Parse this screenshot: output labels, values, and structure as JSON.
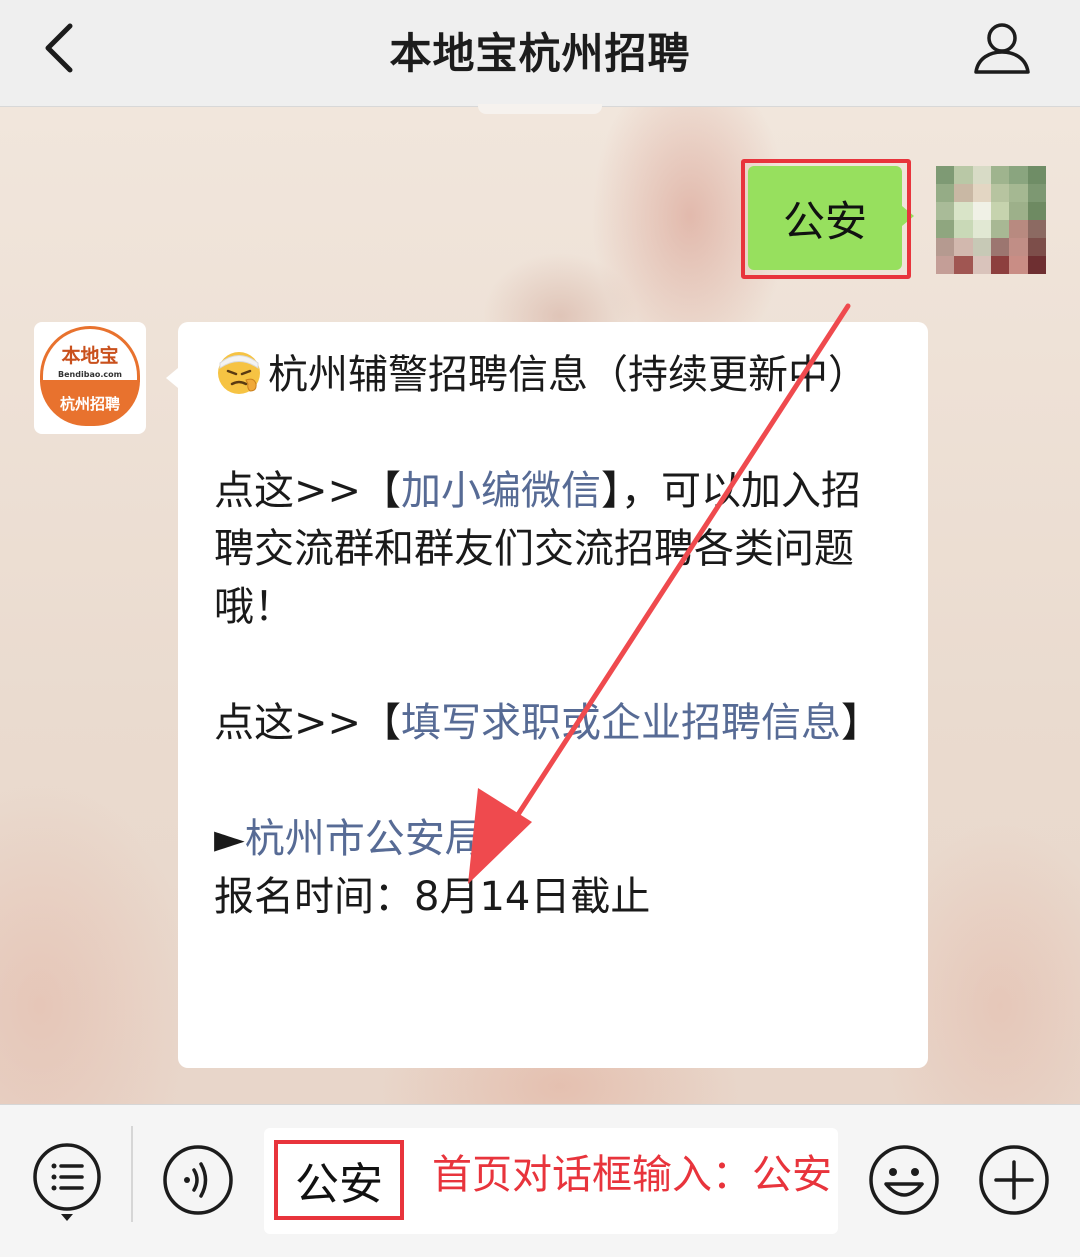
{
  "nav": {
    "title": "本地宝杭州招聘",
    "back_icon": "chevron-left-icon",
    "profile_icon": "user-icon"
  },
  "sent_message": {
    "text": "公安"
  },
  "official_account": {
    "logo_name": "本地宝",
    "logo_domain": "Bendibao.com",
    "logo_sub": "杭州招聘"
  },
  "reply": {
    "title_emoji": "thinking-face-icon",
    "title": "杭州辅警招聘信息（持续更新中）",
    "p1_prefix": "点这>>【",
    "p1_link": "加小编微信",
    "p1_suffix": "】，可以加入招聘交流群和群友们交流招聘各类问题哦！",
    "p2_prefix": "点这>>【",
    "p2_link": "填写求职或企业招聘信息",
    "p2_suffix": "】",
    "item_marker": "►",
    "item_link": "杭州市公安局",
    "deadline": "报名时间：8月14日截止"
  },
  "input_bar": {
    "menu_icon": "menu-list-icon",
    "voice_icon": "voice-icon",
    "input_value": "公安",
    "hint": "首页对话框输入：公安",
    "emoji_icon": "smiley-icon",
    "plus_icon": "plus-icon"
  },
  "colors": {
    "highlight": "#e8343c",
    "sent_bubble": "#97e05e",
    "link": "#576b95",
    "brand_orange": "#e8722e"
  }
}
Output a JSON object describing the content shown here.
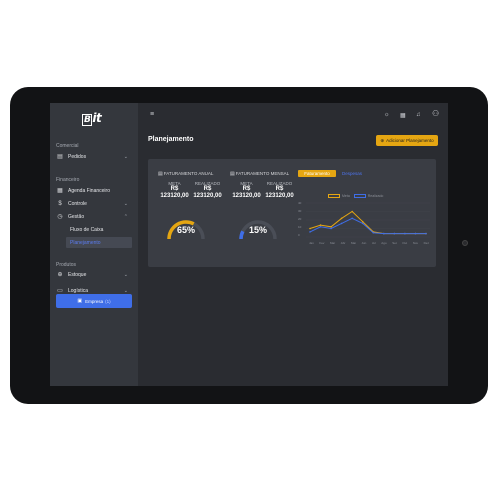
{
  "app": {
    "logo_text": "it",
    "logo_box": "B"
  },
  "sidebar": {
    "sections": [
      {
        "label": "Comercial"
      },
      {
        "label": "Financeiro"
      },
      {
        "label": "Produtos"
      }
    ],
    "items": [
      {
        "label": "Pedidos",
        "icon": "document-icon"
      },
      {
        "label": "Agenda Financeiro",
        "icon": "calendar-icon"
      },
      {
        "label": "Controle",
        "icon": "dollar-icon"
      },
      {
        "label": "Gestão",
        "icon": "clock-icon"
      },
      {
        "label": "Estoque",
        "icon": "globe-icon"
      },
      {
        "label": "Logística",
        "icon": "truck-icon"
      }
    ],
    "subitems": [
      {
        "label": "Fluxo de Caixa"
      },
      {
        "label": "Planejamento"
      }
    ],
    "company_button": {
      "label": "Empresa",
      "suffix": "(1)"
    }
  },
  "header": {
    "icons": [
      "sun-icon",
      "grid-icon",
      "notification-icon",
      "user-icon"
    ]
  },
  "page": {
    "title": "Planejamento",
    "add_button": "Adicionar Planejamento"
  },
  "kpis": [
    {
      "title": "FATURAMENTO ANUAL",
      "meta_label": "META",
      "realizado_label": "REALIZADO",
      "currency": "R$",
      "meta_value": "123120,00",
      "realizado_value": "123120,00"
    },
    {
      "title": "FATURAMENTO MENSAL",
      "meta_label": "META",
      "realizado_label": "REALIZADO",
      "currency": "R$",
      "meta_value": "123120,00",
      "realizado_value": "123120,00"
    }
  ],
  "gauges": [
    {
      "value_text": "65%",
      "value": 0.65,
      "color": "#e5a612"
    },
    {
      "value_text": "15%",
      "value": 0.15,
      "color": "#3f6ee8"
    }
  ],
  "tabs": [
    {
      "label": "Faturamento",
      "active": true
    },
    {
      "label": "Despesas",
      "active": false
    }
  ],
  "colors": {
    "accent": "#e5a612",
    "primary": "#3f6ee8",
    "sidebar": "#34373d",
    "background": "#2a2c31",
    "card": "#3a3d44"
  },
  "chart_data": {
    "type": "line",
    "legend": [
      "Meta",
      "Realizado"
    ],
    "categories": [
      "Jan",
      "Fev",
      "Mar",
      "Abr",
      "Mai",
      "Jun",
      "Jul",
      "Ago",
      "Set",
      "Out",
      "Nov",
      "Dez"
    ],
    "series": [
      {
        "name": "Meta",
        "color": "#e5a612",
        "values": [
          10,
          14,
          12,
          22,
          30,
          18,
          6,
          4,
          4,
          4,
          4,
          4
        ]
      },
      {
        "name": "Realizado",
        "color": "#3f6ee8",
        "values": [
          6,
          12,
          10,
          16,
          22,
          16,
          5,
          4,
          4,
          4,
          4,
          4
        ]
      }
    ],
    "ylim": [
      0,
      40
    ],
    "yticks": [
      "40",
      "30",
      "20",
      "10",
      "0"
    ]
  }
}
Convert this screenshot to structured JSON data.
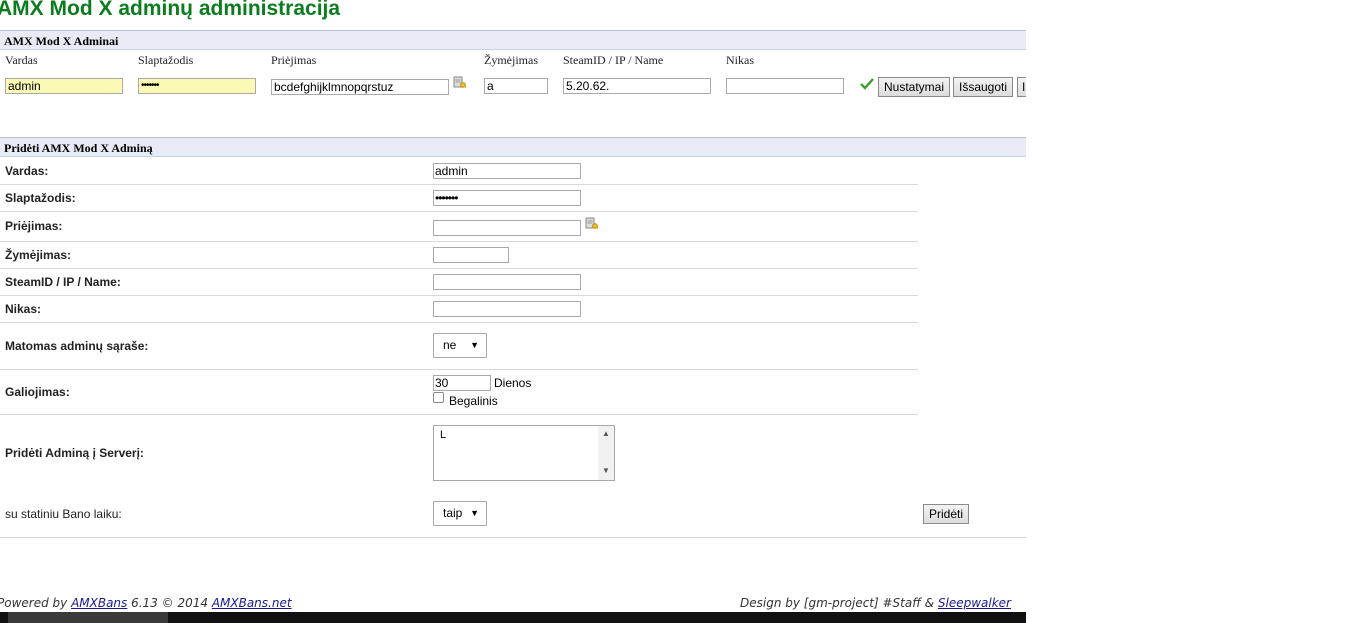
{
  "page": {
    "title": "AMX Mod X adminų administracija"
  },
  "admins": {
    "header": "AMX Mod X Adminai",
    "columns": [
      "Vardas",
      "Slaptažodis",
      "Priėjimas",
      "Žymėjimas",
      "SteamID / IP / Name",
      "Nikas"
    ],
    "row": {
      "vardas": "admin",
      "slaptazodis": "•••••••",
      "priejimas": "bcdefghijklmnopqrstuz",
      "zymejimas": "a",
      "steamid": "5.20.62.",
      "nikas": ""
    },
    "buttons": {
      "settings": "Nustatymai",
      "save": "Išsaugoti",
      "delete": "I"
    },
    "icons": {
      "access": "key-icon",
      "status": "check-icon"
    }
  },
  "add_admin": {
    "header": "Pridėti AMX Mod X Adminą",
    "labels": {
      "vardas": "Vardas:",
      "slaptazodis": "Slaptažodis:",
      "priejimas": "Priėjimas:",
      "zymejimas": "Žymėjimas:",
      "steamid": "SteamID / IP / Name:",
      "nikas": "Nikas:",
      "matomas": "Matomas adminų sąraše:",
      "galiojimas": "Galiojimas:",
      "serveris": "Pridėti Adminą į Serverį:",
      "bano": "su statiniu Bano laiku:"
    },
    "values": {
      "vardas": "admin",
      "slaptazodis": "•••••••",
      "priejimas": "",
      "zymejimas": "",
      "steamid": "",
      "nikas": "",
      "matomas": "ne",
      "galiojimas": "30",
      "galiojimas_unit": "Dienos",
      "begalinis": "Begalinis",
      "serveris_item": "L",
      "bano": "taip"
    },
    "button": "Pridėti"
  },
  "footer": {
    "powered_prefix": "Powered by ",
    "amxbans": "AMXBans",
    "version": " 6.13 © 2014 ",
    "site": "AMXBans.net",
    "design_prefix": "Design by [gm-project] #Staff & ",
    "author": "Sleepwalker"
  },
  "colors": {
    "title": "#0b7d1e",
    "header_bg": "#e8ebf5",
    "input_highlight": "#fafab6"
  }
}
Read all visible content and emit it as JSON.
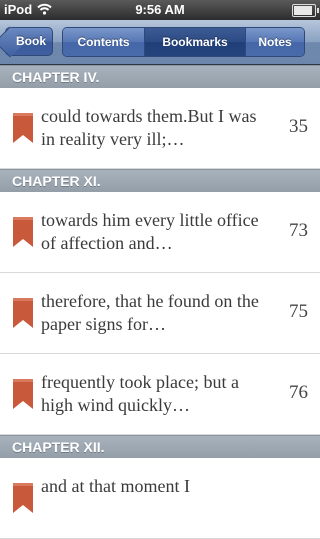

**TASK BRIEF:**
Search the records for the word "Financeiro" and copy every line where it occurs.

**EXERCISE RESPONSE:**
        "label": "Financeiro"
        "label": "Agenda Financeiro",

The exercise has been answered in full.